Our research aims to develop therapeutic aproaches for neurlological disorders such as neurodegenerative diseases through understanding molecular mechanism of axonal degeneration and regeneration, and de-myelination and re-myelinataion.

Subcellular signaling that leads to degeneration of neurons and nerves is shared in part with signaling that mediates neuronal development and differentiation. This type of signaling may be constantly affected by physiological activities involving modification of energy metabolism and cellular redox status. We aim to find protect neurons and nerves from degeneration and to maintain functionality of the nervous system throughout longevity in a mild way via modification of cellular signaling elicited by physiological behaviors.

Aim 1: To clarify the mechanism of axonal degeneration

Axonal degeneration often precedes the death of neuronal cell bodies in neurodegenerative disease. The prevention of axonal degeneration may therefore represent an important point of intervention in combating these diseases. The phenotype of wlds mutant mice, which have a delay in Wallerian degeneration, led to the discovery that axons degenerate through an active self-destructive program. We are trying to dissect the mechanism of axonal degeneration and to modify the degeneration process via pharmacological as well as molecular biological methods.

Aim 2: To identify initial process of degeneration of motor neurons in familial amyotrophic lateral sclerosis (FALS).

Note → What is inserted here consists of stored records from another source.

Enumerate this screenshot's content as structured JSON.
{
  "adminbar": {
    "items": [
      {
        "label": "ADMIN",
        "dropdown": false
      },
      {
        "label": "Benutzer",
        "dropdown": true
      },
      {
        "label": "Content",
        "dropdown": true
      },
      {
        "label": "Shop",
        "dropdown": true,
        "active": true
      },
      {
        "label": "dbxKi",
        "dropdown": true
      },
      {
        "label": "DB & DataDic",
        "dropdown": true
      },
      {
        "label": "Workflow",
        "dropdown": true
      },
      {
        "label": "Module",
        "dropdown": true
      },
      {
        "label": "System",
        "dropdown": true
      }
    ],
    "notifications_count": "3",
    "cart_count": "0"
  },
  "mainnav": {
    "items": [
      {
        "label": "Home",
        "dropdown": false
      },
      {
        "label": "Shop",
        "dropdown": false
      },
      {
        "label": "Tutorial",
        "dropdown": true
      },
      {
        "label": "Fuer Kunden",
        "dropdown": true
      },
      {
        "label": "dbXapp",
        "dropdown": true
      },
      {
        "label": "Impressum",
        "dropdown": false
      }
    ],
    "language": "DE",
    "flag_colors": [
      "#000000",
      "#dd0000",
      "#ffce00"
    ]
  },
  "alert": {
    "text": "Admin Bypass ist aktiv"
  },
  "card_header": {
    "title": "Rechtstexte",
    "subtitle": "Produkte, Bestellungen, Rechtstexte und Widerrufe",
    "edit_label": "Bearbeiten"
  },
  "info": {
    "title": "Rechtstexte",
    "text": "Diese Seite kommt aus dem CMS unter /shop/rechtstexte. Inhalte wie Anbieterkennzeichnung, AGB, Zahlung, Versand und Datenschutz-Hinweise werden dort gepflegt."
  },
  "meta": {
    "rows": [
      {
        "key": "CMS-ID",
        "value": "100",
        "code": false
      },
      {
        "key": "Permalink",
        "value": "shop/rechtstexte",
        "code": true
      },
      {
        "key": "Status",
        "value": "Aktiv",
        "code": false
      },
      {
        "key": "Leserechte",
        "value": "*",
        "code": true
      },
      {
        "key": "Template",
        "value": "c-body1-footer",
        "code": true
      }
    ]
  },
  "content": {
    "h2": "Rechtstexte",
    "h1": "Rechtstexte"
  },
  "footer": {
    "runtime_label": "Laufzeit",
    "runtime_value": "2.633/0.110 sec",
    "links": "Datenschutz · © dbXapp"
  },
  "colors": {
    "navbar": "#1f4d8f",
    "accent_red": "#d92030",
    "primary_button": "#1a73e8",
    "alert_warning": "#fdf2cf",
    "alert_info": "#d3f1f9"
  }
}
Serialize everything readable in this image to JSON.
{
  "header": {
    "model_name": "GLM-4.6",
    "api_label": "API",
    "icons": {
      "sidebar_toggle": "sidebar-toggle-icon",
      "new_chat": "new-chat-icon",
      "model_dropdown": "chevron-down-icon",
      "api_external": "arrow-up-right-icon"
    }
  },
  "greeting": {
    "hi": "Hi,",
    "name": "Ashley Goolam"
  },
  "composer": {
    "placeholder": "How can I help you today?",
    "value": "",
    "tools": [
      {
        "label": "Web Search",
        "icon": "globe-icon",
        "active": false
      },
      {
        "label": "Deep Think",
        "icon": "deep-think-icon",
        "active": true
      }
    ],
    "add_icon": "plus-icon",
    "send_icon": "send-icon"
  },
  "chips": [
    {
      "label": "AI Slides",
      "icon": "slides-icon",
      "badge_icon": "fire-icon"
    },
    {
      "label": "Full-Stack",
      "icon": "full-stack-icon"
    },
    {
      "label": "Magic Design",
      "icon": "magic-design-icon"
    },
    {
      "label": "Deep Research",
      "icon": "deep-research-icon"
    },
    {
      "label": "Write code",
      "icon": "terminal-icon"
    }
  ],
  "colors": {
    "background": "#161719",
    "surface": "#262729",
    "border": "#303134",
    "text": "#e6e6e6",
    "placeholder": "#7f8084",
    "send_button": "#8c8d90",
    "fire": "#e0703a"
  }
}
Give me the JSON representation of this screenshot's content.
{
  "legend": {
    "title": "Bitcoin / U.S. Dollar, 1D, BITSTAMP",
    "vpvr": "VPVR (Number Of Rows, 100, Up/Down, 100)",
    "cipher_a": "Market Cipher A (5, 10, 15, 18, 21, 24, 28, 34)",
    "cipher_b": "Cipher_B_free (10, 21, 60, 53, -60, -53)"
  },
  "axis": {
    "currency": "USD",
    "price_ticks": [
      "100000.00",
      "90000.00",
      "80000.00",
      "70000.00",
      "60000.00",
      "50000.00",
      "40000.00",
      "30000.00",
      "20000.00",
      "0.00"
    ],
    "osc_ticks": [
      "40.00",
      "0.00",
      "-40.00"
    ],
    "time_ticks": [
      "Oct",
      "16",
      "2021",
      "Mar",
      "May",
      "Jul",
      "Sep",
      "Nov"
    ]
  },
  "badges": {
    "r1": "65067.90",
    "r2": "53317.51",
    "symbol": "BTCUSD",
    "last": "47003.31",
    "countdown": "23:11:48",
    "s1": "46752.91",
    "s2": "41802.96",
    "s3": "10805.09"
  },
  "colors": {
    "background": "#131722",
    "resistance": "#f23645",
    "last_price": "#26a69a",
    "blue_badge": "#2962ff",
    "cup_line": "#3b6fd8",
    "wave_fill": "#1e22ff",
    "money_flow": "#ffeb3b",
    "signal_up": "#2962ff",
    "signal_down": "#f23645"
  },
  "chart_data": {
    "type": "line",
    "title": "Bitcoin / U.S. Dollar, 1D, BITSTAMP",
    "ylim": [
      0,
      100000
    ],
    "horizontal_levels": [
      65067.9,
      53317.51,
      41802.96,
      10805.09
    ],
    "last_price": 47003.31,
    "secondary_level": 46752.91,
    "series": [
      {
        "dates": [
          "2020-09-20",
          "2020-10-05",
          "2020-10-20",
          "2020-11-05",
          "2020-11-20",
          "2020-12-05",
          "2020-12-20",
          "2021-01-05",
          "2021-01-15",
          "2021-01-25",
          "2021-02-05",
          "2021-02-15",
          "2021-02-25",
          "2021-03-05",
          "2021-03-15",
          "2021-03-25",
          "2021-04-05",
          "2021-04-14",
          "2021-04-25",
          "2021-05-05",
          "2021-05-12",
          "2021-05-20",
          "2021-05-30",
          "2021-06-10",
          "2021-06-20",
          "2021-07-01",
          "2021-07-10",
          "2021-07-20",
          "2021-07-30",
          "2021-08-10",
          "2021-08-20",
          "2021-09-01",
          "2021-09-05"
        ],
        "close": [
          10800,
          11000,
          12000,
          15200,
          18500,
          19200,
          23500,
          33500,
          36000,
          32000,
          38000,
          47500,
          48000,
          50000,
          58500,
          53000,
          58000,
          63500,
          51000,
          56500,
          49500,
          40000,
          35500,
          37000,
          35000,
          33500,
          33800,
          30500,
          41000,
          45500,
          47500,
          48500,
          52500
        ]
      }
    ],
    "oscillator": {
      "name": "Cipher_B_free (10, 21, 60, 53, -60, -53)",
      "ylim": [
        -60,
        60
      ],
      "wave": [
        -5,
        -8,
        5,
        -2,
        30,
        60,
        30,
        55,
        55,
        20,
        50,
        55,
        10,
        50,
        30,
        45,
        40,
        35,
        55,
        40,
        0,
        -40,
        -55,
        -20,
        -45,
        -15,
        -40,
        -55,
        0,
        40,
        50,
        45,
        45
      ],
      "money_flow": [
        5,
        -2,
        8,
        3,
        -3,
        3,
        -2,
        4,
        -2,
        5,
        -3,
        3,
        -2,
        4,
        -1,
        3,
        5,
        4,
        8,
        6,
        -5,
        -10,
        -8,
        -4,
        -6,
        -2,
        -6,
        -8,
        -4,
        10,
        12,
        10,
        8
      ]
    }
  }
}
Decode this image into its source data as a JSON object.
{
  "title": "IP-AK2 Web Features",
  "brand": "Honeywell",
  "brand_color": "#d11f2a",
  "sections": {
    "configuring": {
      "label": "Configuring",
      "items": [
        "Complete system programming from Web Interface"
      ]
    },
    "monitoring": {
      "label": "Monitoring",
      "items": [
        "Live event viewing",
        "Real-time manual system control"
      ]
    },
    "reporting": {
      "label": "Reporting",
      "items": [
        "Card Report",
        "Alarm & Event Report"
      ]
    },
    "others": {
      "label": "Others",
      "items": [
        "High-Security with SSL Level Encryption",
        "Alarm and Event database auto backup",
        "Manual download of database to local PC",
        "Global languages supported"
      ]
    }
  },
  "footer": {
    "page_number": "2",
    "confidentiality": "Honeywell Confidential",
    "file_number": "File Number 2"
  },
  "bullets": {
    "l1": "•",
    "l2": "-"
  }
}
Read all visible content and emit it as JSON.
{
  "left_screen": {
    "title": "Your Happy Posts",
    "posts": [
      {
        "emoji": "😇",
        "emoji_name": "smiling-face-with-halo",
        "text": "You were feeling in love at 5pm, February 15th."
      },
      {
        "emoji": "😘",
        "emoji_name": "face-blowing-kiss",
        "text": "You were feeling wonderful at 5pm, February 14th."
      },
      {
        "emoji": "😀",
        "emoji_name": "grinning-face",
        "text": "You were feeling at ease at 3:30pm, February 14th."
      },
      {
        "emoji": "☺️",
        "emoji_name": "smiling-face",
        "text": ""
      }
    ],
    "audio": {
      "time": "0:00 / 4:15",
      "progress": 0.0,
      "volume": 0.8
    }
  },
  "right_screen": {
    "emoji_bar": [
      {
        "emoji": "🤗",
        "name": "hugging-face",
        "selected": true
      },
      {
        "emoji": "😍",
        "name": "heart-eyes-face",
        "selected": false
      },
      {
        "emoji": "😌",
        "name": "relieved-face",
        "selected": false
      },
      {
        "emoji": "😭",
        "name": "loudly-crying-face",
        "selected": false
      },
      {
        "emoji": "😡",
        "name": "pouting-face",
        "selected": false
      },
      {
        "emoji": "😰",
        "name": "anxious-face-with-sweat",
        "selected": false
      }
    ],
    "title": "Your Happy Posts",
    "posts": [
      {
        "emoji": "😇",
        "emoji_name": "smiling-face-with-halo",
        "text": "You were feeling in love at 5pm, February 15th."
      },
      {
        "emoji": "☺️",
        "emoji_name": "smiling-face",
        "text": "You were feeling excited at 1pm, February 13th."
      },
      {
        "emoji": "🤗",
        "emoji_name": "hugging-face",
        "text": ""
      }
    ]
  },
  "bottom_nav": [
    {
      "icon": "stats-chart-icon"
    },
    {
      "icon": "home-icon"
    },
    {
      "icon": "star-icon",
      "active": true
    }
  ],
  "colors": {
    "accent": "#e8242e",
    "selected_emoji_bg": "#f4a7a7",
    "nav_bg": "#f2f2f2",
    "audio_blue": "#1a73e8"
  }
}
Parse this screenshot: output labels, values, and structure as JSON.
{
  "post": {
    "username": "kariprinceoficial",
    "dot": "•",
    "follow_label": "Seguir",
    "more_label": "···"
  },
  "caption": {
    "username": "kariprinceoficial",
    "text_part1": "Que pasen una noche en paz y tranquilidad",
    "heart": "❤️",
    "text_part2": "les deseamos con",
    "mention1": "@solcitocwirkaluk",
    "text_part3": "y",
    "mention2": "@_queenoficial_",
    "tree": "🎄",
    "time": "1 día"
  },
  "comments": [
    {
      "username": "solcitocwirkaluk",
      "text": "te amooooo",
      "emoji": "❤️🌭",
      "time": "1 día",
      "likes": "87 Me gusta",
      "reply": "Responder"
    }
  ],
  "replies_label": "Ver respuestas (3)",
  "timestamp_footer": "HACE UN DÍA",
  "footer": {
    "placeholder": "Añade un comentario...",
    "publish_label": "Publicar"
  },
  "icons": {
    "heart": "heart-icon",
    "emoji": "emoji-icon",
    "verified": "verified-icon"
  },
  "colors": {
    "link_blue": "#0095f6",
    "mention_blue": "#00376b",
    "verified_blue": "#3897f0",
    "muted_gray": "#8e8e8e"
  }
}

Mutations in the superoxide dismutase 1 (sod1) gene cause FALS, likely due to the toxic properties of misfolded mutant SOD1 protein. Misfolded SOD1 species specifically associates with Kinesin-associated protein 3 (KAP3) in the spinal cord of G93A SOD1-Tg mouse, a FALS model, from the pre-onset stage. KAP3 is a Kinesin-2 subunit responsible for binding to cargos including choline acetyltransferase (ChAT), whose transport was selectively reduced in G93A SOD1-Tg motor axons prior to the disease onset. We previously reported that KAP3 sequestration by misfolded SOD1 species and resultant inhibition of ChAT transport play a role in the pathogenesis of ALS. We are trying to show how important this mechianism is for initial motor dysfunction observed in the FALS animal model.

Mutant SOD1 toxicity: abnormal protein accumulation hypothesis [Image zoom]

A schematic diagram for a mutant SOD1 toxicity by impairment of axonal transport [Image Zoom]

Aim 3: To understand mechanism of the peripheral nerve myelination and degeneration.

Defects in peripheral nerve regeneration and myelination due to either traumatic injury, exposure to toxins, or from acquired (e.g., diabetes) or hereditary (e.g., CMT) disease cause significant morbidity.
Using various algorithms to analyze expression profiles of injured sciatic nerve, we have identified a large number of transcripts in Schwann cells surrounding injured axons that are likely to be involved in myelination and nerve regeneration. Among genes induced in Schwann cells after nerve injury, we have identified a novel ubiquitin ligase, ZNRF1. ZNRF family of ubiquitin ligases are constitutively expressed in neurons. We are using molecular and cell biological techniques to understand the role of ZNRF family as well as significance of ubiquitination in presynaptic exocytosis as well as maintenance of axonal integrity.

[Image zoom]

Aim 4: To accelerate research on pathogenesis of neurodegenerative disorders by employing stem cell technology.